== Assigned task ==
Where does the word "Fecha" occur in the data below? Copy each line that holds it.

'''

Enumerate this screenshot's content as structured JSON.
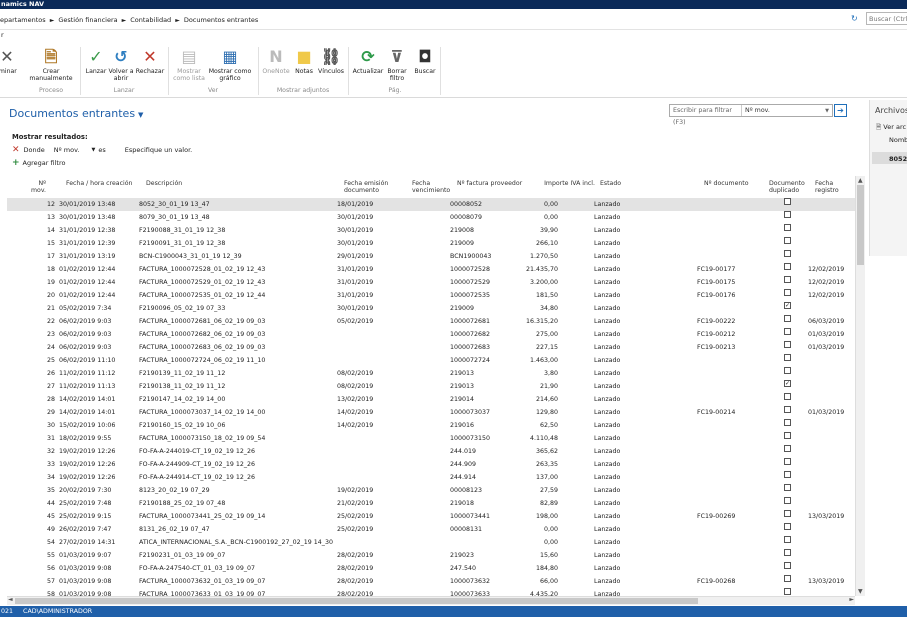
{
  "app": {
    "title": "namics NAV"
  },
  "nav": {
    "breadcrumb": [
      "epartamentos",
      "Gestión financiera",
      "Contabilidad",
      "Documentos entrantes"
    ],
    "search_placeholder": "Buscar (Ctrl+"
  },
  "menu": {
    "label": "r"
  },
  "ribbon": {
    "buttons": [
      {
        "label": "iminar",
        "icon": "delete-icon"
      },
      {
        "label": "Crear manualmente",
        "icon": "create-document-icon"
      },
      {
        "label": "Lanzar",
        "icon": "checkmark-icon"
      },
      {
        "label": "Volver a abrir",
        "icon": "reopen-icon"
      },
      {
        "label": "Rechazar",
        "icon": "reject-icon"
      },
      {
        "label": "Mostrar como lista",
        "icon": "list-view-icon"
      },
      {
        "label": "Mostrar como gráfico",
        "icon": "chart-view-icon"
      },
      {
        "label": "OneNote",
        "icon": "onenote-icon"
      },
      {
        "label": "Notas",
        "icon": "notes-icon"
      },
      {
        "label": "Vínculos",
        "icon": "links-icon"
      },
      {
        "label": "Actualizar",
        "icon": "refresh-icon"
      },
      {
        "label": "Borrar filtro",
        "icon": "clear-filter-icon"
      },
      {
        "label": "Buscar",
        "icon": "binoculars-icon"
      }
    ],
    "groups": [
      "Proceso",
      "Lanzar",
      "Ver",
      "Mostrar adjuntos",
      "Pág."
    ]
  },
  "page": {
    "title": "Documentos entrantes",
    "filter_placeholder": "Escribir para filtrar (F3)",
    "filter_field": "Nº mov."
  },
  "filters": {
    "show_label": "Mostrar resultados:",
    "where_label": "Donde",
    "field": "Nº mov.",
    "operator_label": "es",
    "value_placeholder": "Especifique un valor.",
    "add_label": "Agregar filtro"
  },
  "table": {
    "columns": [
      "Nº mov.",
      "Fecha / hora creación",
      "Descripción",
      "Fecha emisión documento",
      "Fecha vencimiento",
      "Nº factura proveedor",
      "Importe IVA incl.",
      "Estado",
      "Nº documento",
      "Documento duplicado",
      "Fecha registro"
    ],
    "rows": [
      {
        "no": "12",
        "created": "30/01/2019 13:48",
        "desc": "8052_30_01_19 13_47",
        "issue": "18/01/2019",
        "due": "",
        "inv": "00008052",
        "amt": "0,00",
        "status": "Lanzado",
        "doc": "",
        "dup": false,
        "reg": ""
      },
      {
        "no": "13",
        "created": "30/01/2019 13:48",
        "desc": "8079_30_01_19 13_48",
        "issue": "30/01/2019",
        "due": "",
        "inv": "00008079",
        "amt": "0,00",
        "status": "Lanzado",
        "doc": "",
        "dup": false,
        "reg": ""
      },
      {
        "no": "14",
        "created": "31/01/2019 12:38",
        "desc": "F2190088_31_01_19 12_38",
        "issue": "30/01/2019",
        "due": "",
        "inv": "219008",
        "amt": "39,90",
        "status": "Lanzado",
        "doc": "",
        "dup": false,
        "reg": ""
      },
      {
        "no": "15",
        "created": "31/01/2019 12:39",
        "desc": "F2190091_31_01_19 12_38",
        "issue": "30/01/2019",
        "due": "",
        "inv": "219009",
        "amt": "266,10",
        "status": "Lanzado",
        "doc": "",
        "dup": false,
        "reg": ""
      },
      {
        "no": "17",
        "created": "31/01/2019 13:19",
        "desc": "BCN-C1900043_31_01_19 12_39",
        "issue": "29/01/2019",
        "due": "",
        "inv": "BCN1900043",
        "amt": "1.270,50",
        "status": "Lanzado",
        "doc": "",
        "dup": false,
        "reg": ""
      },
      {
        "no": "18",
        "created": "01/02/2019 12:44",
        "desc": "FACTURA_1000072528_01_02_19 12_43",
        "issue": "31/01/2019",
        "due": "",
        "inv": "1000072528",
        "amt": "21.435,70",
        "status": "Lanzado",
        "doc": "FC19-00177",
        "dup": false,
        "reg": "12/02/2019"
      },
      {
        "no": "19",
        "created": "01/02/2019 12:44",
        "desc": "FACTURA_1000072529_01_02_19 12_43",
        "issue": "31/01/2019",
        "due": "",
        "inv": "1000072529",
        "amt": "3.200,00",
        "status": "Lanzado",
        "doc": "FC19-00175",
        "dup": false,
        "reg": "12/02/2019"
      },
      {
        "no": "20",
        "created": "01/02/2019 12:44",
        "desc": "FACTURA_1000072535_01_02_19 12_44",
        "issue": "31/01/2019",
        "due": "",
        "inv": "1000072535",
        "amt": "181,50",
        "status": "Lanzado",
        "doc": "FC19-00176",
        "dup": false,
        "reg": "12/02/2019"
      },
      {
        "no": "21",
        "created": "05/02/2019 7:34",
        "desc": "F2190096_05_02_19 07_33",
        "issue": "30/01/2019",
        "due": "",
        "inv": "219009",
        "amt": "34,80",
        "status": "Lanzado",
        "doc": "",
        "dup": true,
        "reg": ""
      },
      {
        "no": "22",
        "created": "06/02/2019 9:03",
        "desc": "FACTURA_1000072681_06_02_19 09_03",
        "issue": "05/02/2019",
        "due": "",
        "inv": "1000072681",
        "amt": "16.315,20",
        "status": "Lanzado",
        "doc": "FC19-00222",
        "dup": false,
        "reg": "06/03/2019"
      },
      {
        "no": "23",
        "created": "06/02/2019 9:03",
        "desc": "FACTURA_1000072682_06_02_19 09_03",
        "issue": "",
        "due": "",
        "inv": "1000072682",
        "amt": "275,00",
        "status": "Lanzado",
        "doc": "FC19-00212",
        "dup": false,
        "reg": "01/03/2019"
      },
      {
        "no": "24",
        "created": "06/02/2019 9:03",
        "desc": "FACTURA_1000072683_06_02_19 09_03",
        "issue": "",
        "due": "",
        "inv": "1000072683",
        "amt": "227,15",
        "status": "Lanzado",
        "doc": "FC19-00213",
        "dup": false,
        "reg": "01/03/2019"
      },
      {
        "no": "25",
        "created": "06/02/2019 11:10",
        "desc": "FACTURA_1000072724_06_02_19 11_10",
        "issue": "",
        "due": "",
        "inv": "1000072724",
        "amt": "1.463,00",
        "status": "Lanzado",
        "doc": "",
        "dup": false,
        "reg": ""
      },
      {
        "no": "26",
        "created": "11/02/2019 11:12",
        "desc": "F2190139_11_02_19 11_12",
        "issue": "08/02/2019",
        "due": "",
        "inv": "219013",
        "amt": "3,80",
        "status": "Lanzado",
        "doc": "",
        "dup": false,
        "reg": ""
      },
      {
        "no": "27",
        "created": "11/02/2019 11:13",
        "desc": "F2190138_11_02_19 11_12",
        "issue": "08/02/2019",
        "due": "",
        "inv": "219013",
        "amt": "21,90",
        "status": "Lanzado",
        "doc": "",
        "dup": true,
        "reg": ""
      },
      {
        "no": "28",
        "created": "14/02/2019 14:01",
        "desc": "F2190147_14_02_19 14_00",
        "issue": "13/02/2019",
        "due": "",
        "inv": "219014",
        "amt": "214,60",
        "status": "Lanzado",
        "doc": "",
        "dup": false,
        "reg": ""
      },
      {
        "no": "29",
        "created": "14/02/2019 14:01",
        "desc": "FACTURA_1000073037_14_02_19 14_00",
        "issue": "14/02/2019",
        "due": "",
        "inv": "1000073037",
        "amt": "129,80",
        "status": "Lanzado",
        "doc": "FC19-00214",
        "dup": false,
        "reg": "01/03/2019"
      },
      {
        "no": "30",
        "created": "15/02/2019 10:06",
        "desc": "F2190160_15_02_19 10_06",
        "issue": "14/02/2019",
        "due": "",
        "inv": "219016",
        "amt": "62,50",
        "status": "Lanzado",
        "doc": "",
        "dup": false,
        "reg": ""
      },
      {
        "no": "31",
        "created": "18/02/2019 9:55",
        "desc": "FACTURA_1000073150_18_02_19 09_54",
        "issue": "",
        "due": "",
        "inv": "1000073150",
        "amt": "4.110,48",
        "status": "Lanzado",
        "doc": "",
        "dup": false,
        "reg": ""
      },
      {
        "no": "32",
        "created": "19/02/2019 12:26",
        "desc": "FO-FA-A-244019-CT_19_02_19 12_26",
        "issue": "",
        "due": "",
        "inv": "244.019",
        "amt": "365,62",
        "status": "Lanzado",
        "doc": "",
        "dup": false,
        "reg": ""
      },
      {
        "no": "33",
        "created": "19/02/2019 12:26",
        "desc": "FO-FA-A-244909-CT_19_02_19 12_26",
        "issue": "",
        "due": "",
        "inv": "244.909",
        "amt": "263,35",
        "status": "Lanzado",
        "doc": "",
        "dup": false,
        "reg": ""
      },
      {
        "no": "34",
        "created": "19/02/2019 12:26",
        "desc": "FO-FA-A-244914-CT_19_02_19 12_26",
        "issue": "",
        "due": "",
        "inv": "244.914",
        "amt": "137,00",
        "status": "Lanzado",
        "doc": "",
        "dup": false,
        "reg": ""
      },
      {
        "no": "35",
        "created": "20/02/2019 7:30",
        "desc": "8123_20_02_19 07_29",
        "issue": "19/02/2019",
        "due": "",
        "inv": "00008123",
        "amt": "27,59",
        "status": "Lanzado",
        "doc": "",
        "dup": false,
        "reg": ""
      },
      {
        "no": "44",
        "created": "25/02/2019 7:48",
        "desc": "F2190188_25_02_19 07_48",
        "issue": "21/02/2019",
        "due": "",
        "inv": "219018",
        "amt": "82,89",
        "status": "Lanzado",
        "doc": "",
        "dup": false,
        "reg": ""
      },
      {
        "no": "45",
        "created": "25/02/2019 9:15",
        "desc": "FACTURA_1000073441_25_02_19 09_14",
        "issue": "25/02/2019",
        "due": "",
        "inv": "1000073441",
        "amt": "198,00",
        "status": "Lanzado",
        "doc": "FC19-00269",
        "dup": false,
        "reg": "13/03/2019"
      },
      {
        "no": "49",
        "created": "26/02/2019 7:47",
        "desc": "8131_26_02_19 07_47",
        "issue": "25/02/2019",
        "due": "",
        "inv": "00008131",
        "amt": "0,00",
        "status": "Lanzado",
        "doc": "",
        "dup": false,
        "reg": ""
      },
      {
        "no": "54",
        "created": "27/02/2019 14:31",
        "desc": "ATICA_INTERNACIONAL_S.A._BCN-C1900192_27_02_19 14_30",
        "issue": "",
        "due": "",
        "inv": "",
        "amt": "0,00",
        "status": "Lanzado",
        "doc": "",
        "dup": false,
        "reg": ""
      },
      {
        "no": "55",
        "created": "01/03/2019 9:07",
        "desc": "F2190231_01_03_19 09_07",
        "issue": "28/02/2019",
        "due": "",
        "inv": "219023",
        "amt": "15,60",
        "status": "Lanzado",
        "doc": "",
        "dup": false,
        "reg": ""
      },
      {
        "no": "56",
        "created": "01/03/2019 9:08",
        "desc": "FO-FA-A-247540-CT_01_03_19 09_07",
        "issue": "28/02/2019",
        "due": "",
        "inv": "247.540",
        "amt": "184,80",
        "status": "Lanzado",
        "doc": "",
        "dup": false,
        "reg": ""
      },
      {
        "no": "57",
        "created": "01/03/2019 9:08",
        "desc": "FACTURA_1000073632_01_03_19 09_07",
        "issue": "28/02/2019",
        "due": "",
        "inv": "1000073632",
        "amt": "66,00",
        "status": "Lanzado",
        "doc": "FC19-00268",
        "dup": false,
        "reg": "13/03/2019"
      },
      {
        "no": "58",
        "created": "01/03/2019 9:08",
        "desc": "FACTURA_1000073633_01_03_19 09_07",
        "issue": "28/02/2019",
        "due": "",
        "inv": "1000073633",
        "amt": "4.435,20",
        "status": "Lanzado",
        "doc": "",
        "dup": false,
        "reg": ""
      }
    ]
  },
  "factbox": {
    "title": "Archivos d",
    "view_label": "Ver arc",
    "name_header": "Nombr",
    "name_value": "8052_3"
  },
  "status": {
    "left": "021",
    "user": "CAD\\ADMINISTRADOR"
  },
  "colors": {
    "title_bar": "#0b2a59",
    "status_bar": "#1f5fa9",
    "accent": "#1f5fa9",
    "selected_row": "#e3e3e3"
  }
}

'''
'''

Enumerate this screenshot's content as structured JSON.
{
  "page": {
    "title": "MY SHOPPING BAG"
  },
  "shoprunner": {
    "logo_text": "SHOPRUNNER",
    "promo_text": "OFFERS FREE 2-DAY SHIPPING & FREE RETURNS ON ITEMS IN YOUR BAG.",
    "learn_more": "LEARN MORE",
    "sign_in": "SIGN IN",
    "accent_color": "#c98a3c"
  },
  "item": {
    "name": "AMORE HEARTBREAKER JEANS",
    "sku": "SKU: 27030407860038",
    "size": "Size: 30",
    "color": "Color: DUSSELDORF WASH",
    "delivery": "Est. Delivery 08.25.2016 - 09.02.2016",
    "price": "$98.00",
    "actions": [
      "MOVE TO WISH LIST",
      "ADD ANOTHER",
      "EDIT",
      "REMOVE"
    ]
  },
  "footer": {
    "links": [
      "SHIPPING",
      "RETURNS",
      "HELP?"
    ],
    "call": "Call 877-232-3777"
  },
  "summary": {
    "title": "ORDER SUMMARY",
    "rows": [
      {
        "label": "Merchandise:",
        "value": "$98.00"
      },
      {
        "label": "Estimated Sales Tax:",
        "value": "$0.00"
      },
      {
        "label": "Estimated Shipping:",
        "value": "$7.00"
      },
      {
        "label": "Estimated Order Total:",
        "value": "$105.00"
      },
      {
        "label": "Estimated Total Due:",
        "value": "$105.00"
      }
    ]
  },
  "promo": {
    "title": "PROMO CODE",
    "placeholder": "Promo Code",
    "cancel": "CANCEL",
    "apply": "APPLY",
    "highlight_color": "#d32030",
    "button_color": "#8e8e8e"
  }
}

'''

== Finished exercise ==
      "Fecha / hora creación",
      "Fecha emisión documento",
      "Fecha vencimiento",
      "Fecha registro"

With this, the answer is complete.